Here, Rinehart and Ippolito offer readers an optimistic view of the issues plaguing preservation through their own 12-step approach. Of course, the authors’ intention is not to provide specific solutions for every potential scenario, instead, their main objective is to provide professionals with a strategy that will effectively work towards ensuring the survival of new media culture. The “Twelve Steps to Future-Proofing Contemporary Culture” are listed as follows (222-233):
- Curators: Update Your Acquisition Policy
- Conservators: Move out of the Warehouse and into the Gallery
- Archivists: Modernize Your Metadata
- Collection Managers: Renovate Your Database
- Institutions: Start Collecting New Media
- Programmers: Connect Data across Institutions
- Lawyers: Help the Arts Find Progressive Approaches to Copyright
- Creators: Save in as Open a Format as Possible
- Dealers: Invent New Economic Models
- Sponsors: Fund the Preservation of Born-Digital Culture
- Academics: Educate, Engage, Debate
- Historians: Challenge Conventional Wisdom about Social Memory
Additional Questions to Consider
- What assumptions about preservation did you have prior to reading Re-Collection: Art, New Media, and Social Memory? Were those thoughts supported by Rinehart and Ippolito? Or, did they present you with new ideas to consider?
- How, as emerging historians and public historians, can we best integrate the ideas presented by Rinehart and Ippolito into our own work? What is your biggest takeaway from Re-Collection: Art, New Media, and Social Memory?
- Thinking of your own work and previous class experience, how have you seen new media impact social memory? How does this compare to Rinehart and Ippolito’s analysis?
- How does Re-Collection: Art, New Media, and Social Memory fit with the other works we have read over the course of this semester?

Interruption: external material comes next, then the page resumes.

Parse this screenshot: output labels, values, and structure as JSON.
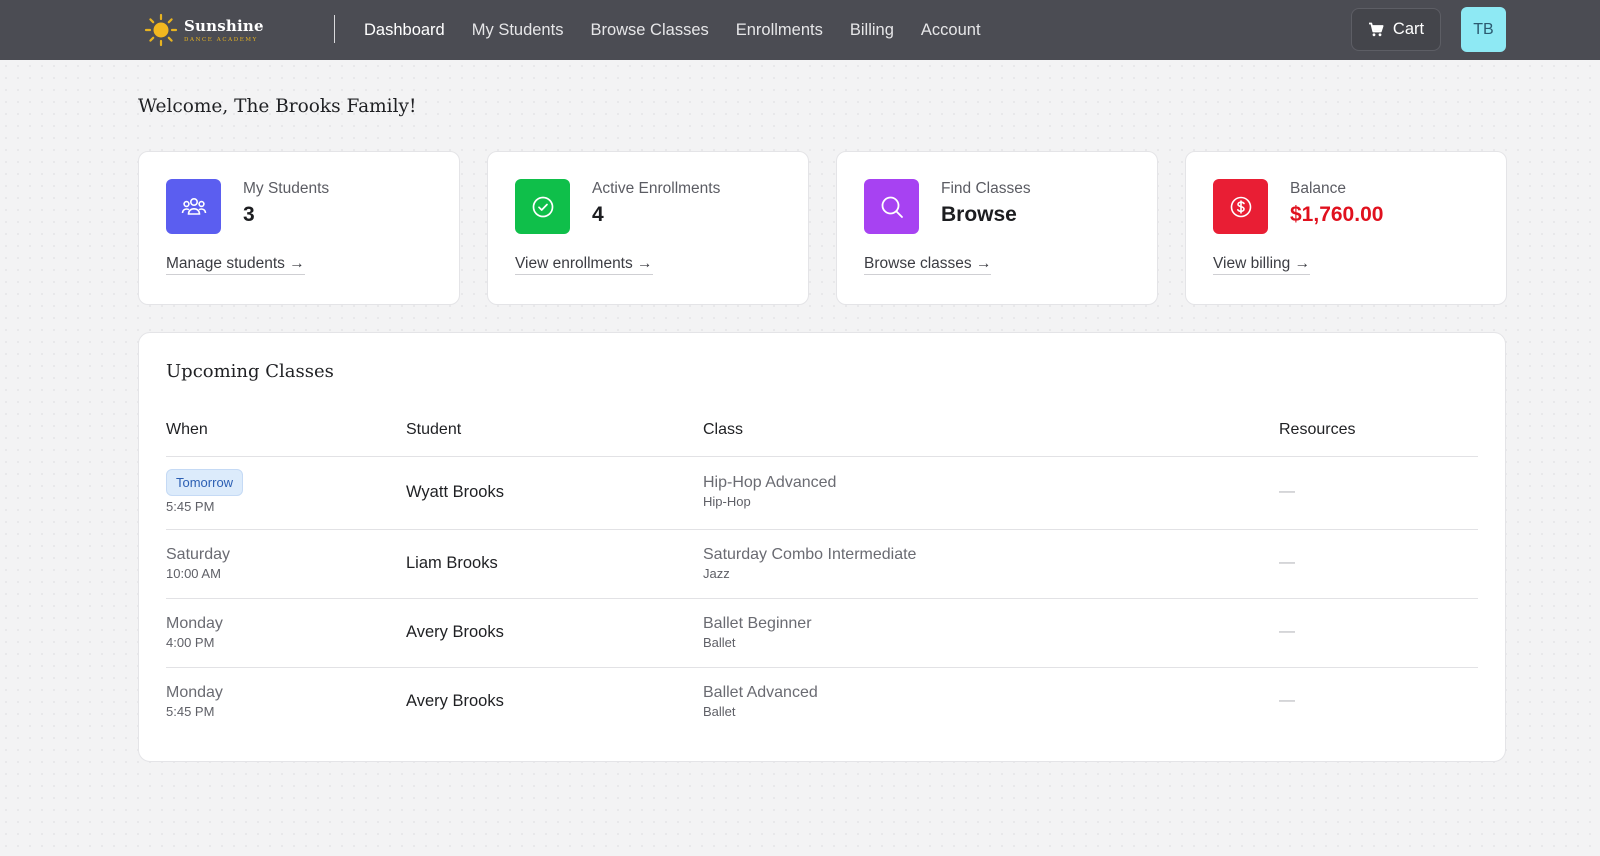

- Which aspect of Rinehart and Ippolito’s 12-step approach surprises you the most? Why?
- If you were to write an updated version of this work (2014), what elements would you add?